Last month, it emerged that even apps running on the mighty M1-powered iPad Pro 2021 weren't able to access more than 5GB of RAM. That created quite a ruckus in the tech community, highlighting yet again that the iPad hardware is perhaps limited by software.
Apple has always imposed RAM limits but they have become more pronounced with this year's iPad Pros. The 1TB and 2TB models boast the highest RAM ever in an iPad - 16GB.
The 128GB, 256GB, and 512GB models have 8GB of RAM. Regardless of the amount of RAM, apps can use no more than 5GB RAM each.
As a point of comparison, the 2020 iPad Pro with 6GB of RAM limited third-party apps to 3GB of RAM usage.
So, up until now, the only upsides to having more RAM on the newest iPad Pros were the ability to switch between apps faster and have more apps running in the background.
Apart from that, it didn't make that big of a difference to the capability of individual apps. Any attempts to exceed the memory limit would have caused an app to crash.

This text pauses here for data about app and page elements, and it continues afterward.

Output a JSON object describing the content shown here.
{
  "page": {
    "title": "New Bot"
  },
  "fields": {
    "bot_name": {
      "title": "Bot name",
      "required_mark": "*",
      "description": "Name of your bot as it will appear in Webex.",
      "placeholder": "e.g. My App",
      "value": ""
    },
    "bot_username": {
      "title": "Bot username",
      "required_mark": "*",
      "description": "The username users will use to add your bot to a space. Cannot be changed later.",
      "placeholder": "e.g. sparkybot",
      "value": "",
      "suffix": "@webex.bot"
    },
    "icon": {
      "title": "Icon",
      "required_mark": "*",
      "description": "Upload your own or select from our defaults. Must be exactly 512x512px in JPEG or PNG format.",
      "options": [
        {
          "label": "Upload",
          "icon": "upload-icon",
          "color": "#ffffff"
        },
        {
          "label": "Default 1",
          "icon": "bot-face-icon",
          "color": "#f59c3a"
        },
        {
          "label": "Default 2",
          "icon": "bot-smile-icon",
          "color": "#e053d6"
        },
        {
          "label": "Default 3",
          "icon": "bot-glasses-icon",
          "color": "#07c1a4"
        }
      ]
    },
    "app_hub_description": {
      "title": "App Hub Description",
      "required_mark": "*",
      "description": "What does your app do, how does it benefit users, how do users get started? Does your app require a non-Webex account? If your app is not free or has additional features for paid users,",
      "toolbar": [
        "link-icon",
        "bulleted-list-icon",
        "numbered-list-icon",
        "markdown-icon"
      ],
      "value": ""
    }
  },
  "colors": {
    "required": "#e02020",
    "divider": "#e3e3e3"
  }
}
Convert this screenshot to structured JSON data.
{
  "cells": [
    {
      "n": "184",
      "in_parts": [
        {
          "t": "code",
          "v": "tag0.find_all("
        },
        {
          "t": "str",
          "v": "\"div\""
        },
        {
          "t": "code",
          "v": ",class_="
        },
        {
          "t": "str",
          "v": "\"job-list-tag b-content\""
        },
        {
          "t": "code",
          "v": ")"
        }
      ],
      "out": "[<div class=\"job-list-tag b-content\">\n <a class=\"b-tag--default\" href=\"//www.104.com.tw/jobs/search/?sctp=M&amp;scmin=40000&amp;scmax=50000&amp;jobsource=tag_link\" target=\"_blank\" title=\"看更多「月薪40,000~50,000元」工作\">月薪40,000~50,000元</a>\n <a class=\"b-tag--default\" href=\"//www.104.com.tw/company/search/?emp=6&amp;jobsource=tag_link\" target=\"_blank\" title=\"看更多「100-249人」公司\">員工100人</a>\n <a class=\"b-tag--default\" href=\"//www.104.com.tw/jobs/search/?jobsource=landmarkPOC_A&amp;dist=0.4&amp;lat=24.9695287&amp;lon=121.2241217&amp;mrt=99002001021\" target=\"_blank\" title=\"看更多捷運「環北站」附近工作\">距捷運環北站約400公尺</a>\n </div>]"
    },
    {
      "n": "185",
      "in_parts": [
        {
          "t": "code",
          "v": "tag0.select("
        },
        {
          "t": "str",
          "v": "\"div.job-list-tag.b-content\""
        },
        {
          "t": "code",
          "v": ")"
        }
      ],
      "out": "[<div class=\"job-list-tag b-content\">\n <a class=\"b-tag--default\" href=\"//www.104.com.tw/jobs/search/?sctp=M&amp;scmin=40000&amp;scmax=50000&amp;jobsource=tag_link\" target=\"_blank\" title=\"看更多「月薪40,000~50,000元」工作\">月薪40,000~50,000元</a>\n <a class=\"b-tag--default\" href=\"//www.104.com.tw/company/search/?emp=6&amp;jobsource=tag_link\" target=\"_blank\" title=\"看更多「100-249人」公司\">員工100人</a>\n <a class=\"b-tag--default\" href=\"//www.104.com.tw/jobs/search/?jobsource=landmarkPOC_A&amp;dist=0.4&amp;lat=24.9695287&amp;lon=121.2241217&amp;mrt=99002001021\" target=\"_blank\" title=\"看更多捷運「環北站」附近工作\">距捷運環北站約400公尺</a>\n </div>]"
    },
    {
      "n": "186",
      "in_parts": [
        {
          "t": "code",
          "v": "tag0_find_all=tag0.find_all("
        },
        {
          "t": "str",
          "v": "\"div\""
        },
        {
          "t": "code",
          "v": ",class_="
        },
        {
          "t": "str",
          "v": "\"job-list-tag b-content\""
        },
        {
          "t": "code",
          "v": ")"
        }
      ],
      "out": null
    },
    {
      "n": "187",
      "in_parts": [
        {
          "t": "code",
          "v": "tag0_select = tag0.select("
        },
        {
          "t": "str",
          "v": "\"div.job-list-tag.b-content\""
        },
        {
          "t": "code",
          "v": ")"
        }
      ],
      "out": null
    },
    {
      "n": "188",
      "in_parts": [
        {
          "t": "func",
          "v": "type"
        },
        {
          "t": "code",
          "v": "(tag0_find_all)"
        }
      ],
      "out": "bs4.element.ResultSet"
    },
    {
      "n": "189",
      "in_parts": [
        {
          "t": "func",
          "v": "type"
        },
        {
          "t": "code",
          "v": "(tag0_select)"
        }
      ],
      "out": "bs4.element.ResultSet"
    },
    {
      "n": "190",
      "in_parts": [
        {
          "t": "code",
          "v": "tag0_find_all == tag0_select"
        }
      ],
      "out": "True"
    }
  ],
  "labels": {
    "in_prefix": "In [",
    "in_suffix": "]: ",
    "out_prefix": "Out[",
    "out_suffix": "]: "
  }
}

Digital illustration app Procreate, for instance, was only able to increase the layer (stacking image elements on top of each other) counts from 91 on the 2020 iPad Pro to 115 on the M1 iPad Pro. The layer count is the same on the 8GB and 16GB models.
iOS developers may request more memory to boost app performance
Apple will now let developers surpass app memory limits. The company hasn't disclosed the upper limit, but it will apparently vary depending on the model. Developers will be able to use a function to determine the amount of RAM available.
This entitlement was previously available to internal processes.
Some sort of limits will still unsurprisingly be imposed because if apps gobble up an unreasonable amount of memory, it will affect system performance and undermine the overall experience. Apple has requested developers to ensure their apps behave correctly in the event that additional RAM is not available.
In any case, most apps don't need a lot of RAM and the biggest beneficiary of the new rules would probably be media-centric apps.